I have challenged some of the hype about the social enterprise because I feel “social” gives the wrong impression. For most people, social media is predominately about being social. While everyone likes to feel that going to work is partly about being social, when it comes down to it running a business is about winning customers, selling them your products or services, and providing customer service when needed. In today’s competitive markets, none of these is an easy task.
- Organizations have a mass of customer-related data. An increasing amount of this is unstructured – call recordings, paper-based communications, text messages, IM scripts, CRM notes and social media posts, for example. Indeed, my research shows that 26 percent of companies have 20-plus sources of customer-related data.
- As a result, most companies don’t have a single view of their customers; my research shows that only 31 percent have such a view.

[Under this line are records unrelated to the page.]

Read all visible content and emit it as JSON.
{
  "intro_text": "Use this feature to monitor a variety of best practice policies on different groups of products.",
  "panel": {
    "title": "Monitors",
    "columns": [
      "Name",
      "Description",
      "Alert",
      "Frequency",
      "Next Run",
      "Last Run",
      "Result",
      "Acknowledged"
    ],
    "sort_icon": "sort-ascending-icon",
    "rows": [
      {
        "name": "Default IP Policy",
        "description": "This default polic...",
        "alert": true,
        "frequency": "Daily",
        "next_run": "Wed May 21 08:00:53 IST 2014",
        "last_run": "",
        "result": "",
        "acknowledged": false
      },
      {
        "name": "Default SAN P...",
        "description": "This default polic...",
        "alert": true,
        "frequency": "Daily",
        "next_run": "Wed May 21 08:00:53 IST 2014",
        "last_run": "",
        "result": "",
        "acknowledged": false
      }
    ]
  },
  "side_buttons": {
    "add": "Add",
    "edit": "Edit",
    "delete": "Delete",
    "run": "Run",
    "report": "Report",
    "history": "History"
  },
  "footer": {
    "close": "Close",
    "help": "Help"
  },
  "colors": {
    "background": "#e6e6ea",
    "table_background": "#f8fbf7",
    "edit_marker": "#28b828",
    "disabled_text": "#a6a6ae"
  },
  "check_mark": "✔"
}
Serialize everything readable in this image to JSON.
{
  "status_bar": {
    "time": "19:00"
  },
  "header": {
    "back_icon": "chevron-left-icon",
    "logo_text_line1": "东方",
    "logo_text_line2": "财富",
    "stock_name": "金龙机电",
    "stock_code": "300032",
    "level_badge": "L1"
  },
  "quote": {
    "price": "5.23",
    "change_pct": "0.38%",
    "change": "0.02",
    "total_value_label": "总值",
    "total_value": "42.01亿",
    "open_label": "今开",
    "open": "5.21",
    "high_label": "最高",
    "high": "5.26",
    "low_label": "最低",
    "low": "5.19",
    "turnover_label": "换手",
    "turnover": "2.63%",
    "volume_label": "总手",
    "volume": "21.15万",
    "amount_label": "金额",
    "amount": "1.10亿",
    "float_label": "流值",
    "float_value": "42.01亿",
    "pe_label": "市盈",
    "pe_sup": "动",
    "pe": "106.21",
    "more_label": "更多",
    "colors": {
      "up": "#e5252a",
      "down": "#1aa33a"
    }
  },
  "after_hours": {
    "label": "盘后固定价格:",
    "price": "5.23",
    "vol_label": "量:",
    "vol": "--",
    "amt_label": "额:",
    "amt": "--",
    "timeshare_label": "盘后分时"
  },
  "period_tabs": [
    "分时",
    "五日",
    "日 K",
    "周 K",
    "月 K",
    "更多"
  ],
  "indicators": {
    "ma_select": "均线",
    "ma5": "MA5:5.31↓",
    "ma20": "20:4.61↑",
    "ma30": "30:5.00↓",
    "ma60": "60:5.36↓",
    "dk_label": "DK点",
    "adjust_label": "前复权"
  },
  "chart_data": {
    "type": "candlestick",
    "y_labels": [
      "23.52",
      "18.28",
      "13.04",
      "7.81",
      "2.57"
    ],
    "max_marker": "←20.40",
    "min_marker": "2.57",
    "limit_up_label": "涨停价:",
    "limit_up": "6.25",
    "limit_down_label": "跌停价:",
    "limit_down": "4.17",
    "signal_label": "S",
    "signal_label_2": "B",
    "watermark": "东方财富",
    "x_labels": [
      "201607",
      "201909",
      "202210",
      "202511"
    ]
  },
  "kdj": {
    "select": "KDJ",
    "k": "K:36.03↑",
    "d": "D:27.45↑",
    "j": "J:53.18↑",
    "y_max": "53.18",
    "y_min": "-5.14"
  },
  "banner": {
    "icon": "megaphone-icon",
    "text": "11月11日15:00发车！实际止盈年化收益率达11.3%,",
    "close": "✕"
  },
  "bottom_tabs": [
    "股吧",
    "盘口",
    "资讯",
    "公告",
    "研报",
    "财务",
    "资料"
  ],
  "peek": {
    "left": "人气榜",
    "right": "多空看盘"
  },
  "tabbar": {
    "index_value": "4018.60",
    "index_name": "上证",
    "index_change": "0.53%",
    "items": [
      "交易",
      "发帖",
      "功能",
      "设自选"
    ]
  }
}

- Consumers now want – demand – to interact with organizations through an increasing number of channels – everything from face-to-face to phone calls, letters, email, customer portals, text messages, chat, video calls, and social media posts and forums. My research shows companies support an average of five channels, and the number is going up – as indeed is the overall volume of interactions with each new channel, adding to the total volume rather reducing the volume through existing channels.
- In a quest to answer more interactions the first time, organizations are getting more “experts” involved, so interactions are being handled by almost every business unit in an organization.
- Companies are collecting feedback from customers, but it is collected by different business units, and only 34 percent respond to every customer.
- Most companies are on social media, but few have yet to use it to provide customer service. Most don’t systematically analyze what consumers are saying about them on social media, and even if they do, they don’t have formalized processes for responding.
All these together add up to a major issue for companies as they look to improve the customer experience and make it consistent across all touch points, human and electronic. I believe the approach to solving this issue is increased collaboration – breaking down the barriers between business units, having processes that flow across business units, synchronizing data, sharing information, and having a customer experience strategy that is driven from the top, across the organization. To help address these issues, my research into customer experience management shows that organizations are beginning to introduce roles such as chief customer officer or customer experience manager. Having someone in such a role helps companies develop a cross-business-unit strategy, but many large and midsize organizations also need to use technology to support these efforts.
The good news is that several technologies are available to help:
- Unified communication allows individuals to quickly find experts who can help them resolve issues, and provides capabilities to share data and information.
- Internal Facebook-style applications allow groups to share information and collaborate on issues.
- Social CRM applications allow organizations to communicate with customers through the social channels of their choice, and to create forums where customers and the organization can share information and resolve issues.
- Social media analytics can capture data from social media, analyze it, and provide organizations a view into what consumers are saying about their products and services.
- Smart desktop technology allows organizations to build a desktop that make it more intuitive for any user to access the systems and information they need to resolve issues, and to collaborate with other users.
- Mobile applications offer the opportunity for customers to serve themselves and to more easily interact with agents to resolve issues.
Many of these tools are now available in the cloud, making them more accessible, affordable and easier to implement and use. Even so, not all of them will suit all organizations. I recommend organizations step back, look at how they want to interact with customers and improve those experiences, develop a cross-organization and -communication channel strategy, then put in place technology and processes that allow the organization to collaborate internally and with customers.
Richard J. Snow
VP & Research Director